(RECORDS PROVIDED Opens)
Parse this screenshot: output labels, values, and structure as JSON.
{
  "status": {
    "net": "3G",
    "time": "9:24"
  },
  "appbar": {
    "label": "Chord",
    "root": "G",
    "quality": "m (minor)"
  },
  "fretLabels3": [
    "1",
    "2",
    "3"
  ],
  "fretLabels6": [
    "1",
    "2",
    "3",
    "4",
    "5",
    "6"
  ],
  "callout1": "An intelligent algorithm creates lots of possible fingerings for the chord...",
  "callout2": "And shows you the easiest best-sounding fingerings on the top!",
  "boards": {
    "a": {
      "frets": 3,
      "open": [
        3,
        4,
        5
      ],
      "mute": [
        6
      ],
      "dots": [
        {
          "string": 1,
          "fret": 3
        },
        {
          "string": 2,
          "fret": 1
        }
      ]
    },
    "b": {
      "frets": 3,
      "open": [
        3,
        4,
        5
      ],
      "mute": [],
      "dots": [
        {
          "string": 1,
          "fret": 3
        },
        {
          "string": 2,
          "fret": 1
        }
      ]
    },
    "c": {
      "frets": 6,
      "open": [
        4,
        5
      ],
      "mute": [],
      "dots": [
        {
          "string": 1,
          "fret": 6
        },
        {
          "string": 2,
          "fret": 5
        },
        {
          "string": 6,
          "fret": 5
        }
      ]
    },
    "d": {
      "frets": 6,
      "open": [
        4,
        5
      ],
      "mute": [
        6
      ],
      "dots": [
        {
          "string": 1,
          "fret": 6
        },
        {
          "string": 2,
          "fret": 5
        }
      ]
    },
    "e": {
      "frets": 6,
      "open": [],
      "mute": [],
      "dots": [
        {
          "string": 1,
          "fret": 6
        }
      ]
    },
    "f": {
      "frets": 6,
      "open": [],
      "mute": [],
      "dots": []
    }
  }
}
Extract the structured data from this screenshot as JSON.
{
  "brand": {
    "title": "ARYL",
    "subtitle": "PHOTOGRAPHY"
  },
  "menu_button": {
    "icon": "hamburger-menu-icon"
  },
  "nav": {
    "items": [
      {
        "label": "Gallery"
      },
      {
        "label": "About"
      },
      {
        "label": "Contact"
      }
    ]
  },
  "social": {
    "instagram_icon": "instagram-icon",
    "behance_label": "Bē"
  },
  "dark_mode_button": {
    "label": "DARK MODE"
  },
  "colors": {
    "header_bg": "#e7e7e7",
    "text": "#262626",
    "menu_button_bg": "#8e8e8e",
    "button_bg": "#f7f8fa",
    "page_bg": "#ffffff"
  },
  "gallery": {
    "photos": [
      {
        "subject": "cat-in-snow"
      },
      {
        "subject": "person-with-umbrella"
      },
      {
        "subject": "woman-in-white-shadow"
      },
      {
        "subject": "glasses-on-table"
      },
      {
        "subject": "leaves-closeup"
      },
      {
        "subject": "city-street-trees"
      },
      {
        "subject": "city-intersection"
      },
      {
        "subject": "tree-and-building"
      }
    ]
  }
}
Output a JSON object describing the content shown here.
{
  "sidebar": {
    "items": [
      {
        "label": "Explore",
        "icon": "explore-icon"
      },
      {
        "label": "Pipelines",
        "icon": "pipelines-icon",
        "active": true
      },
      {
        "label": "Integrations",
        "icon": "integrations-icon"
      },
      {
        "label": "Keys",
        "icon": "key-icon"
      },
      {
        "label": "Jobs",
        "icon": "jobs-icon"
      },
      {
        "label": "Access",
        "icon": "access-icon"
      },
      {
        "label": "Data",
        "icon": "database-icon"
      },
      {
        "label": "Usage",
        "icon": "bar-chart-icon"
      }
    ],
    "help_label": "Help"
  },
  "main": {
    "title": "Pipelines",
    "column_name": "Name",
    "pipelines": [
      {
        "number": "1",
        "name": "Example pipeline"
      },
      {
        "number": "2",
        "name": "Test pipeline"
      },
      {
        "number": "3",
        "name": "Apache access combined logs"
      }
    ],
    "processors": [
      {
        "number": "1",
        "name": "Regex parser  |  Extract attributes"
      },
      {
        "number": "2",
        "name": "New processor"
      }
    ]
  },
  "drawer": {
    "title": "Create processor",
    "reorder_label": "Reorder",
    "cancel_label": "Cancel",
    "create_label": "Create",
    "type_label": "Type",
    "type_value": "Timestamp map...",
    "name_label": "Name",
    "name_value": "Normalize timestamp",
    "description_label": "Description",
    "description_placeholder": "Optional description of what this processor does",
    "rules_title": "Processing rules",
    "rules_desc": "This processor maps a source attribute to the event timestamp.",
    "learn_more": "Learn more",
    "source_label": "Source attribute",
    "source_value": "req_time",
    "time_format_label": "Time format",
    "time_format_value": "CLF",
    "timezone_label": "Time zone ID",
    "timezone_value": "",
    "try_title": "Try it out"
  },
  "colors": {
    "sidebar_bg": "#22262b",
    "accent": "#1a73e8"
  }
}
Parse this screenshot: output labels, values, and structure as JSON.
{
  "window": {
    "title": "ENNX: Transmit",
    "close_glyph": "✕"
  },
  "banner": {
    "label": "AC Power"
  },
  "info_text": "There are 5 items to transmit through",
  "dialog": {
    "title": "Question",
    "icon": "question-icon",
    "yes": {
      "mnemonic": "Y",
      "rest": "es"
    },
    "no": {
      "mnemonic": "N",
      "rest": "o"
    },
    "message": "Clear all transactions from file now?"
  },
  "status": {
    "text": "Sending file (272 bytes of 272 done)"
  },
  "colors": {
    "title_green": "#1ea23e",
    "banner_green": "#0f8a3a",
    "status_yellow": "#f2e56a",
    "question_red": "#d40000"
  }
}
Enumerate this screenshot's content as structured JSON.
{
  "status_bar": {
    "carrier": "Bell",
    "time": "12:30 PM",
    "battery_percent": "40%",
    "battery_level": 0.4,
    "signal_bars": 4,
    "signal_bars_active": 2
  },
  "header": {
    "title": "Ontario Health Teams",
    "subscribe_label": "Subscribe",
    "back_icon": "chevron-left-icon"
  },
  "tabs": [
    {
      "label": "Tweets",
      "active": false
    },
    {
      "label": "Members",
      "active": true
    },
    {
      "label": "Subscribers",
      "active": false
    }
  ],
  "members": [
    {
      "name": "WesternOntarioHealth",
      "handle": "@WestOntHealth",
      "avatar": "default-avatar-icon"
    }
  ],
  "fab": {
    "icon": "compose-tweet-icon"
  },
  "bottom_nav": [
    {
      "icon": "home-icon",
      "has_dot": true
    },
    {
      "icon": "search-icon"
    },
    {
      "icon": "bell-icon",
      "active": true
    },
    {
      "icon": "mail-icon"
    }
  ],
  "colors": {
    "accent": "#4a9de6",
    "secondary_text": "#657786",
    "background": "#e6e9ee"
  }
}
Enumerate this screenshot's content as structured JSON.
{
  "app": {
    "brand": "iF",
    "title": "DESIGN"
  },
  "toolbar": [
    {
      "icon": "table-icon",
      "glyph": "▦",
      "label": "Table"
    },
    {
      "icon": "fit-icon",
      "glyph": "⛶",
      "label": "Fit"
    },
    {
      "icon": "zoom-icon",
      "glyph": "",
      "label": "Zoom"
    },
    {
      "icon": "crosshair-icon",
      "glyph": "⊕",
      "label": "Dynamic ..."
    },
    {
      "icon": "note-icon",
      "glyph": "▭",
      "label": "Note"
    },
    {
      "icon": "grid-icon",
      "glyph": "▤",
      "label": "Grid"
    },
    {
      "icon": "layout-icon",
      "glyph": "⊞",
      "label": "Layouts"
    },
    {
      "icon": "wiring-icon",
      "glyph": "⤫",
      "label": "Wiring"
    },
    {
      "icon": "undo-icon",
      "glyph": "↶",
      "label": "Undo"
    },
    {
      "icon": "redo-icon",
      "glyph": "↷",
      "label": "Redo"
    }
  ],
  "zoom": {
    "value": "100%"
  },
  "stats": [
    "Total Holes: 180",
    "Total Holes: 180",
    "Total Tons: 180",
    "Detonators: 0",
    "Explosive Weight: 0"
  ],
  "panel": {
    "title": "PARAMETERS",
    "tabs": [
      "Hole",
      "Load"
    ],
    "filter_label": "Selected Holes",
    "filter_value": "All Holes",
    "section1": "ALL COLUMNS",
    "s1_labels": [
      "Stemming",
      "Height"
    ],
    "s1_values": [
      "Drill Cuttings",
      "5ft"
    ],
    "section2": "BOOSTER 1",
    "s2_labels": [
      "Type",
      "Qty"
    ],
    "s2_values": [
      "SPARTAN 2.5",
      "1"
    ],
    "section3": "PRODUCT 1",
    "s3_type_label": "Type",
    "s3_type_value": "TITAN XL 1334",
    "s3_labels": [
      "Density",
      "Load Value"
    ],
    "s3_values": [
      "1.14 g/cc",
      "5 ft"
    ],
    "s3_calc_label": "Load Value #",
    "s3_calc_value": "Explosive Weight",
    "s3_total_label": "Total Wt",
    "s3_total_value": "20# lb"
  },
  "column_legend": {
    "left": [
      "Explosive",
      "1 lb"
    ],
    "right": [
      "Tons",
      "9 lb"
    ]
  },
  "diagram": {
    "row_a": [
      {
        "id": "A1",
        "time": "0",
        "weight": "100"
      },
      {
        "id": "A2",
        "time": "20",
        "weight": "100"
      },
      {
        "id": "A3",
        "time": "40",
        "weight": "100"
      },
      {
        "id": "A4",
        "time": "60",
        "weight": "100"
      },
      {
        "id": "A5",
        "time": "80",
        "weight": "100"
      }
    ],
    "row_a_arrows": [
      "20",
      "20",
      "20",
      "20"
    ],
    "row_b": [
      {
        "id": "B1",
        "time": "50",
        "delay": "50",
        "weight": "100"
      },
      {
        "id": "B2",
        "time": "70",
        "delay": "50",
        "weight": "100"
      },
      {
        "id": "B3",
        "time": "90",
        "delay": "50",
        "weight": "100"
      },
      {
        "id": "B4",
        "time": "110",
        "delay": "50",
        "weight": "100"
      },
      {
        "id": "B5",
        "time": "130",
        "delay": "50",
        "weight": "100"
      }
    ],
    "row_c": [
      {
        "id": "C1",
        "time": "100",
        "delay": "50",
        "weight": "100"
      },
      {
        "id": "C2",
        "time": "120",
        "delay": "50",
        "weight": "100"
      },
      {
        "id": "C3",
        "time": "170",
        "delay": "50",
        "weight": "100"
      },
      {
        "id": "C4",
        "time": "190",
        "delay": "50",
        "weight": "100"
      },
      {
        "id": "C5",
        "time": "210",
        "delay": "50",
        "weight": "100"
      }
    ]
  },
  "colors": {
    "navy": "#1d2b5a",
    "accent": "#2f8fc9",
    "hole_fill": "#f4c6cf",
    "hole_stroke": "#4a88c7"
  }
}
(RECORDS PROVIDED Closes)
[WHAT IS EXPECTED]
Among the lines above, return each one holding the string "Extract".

[RESULT OF THE TASK]
Extract the structured data from this screenshot as JSON.
        "name": "Regex parser  |  Extract attributes"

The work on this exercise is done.